Premises which have not survived included a church-vault of the 12th century (a cross was installed in its place), an old refectory (1902-1903), a summer fountain (early 20th century), and a chapel located 400m from the monastery (1897).

Convent shrines

The Savior and St. Euphrosyne Convent in Polotsk hosts pilgrims from Belarus and different parts of the world every day. Many believers come here to worship the shrines. Among them are:
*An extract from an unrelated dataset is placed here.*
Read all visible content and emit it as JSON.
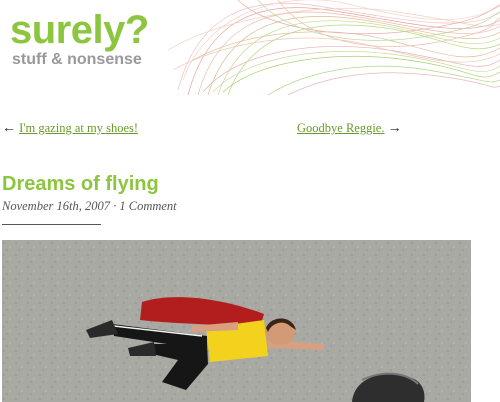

  • the holy relics of the founder of the convent, Euphrosyne of Polotsk;
  • the Cross of St. Euphrosyne of Polotsk (recreated in 1997);
  • a silver reliquary (recreated in 2007 according to the sketches of 1910);
  • the chains of St. Euphrosyne of Polotsk (found in 1991 in the ancient Church of the Savior);
  • two especially venerated lists of the Ephesian icon of the Mother of God (the first was created in the 16th century from the Polotsk wonderworking image of the 12th century, the second was made by iconographer N.G. Bogdanov in the Russian Museum of St. Petersburg from the original icon in 1992);
  • Krasnostok icon of the Mother of God (presumably of the 17th century);
  • other venerated icons (Holy Savior and St. Euphrosyne Convent keeps many icons from different periods, including those that were the property of the convent even before the 20th century; there are also modern icons painted by local nuns of the convent);
  • reliquaries (in addition to the relics of St. Euphrosyne, the convent keeps some 300 relics of saints).

Savior and St. Euphrosyne Convent today

Mother Superior Evdokia (Levshuk) took charge of the Savior and St. Euphrosyne Convent in August 2004.

About 130 nuns live in the Savior and St. Euphrosyne Convent today. There are also staff members. The convent has a publishing house and an archive, convent and parish libraries, a Sunday school, an excursion service, workshops (icon painting, sewing, bookbinding), a choir, and a bakery.

Thousands of pilgrims come to worship St. Euphrosyne of Polotsk every year. The convent, as one of the main landmarks of Polotsk, attracts many tourists.

Celebrations to mark the 900th anniversary of the convent

In 2025 Belarus will celebrate the 900th anniversary of the founding of the Savior and St. Euphrosyne Convent.

Where is the Savior and St. Euphrosyne Convent located?

Address: 89 Evfrosiniya Polotskaya St., Polotsk, Vitebsk Oblast

Attractions near the Savior and St. Euphrosyne Convent

The convent is located in Belarus’ most ancient city - Polotsk. For many centuries the city has been famous for its churches and monasteries, unique architectural traditions, outstanding people, whose names are still closely associated with the city’s iconic places.

The  other sights of Polotsk include:

  • Museum of Belarusian Book Printing and other museums of Polotsk;
  • Polotsk – Europe’s Geographical Center sign;
  • Monument to the Belarusian letter Ў;
  • Polotsk Jesuit Collegium, where visitors can address questions to the Mechanical Head, a reconstruction of the famous creation of the 18th-century scientist Gabriel Gruber;
  • Nizhne-Pokrovskaya Street is a street full of old houses and museums;
  • monuments to prominent natives – Euphrosyne of Polotsk, Francysk Skaryna, Simeon of Polotsk.
Great Patriotic War monuments in Belarus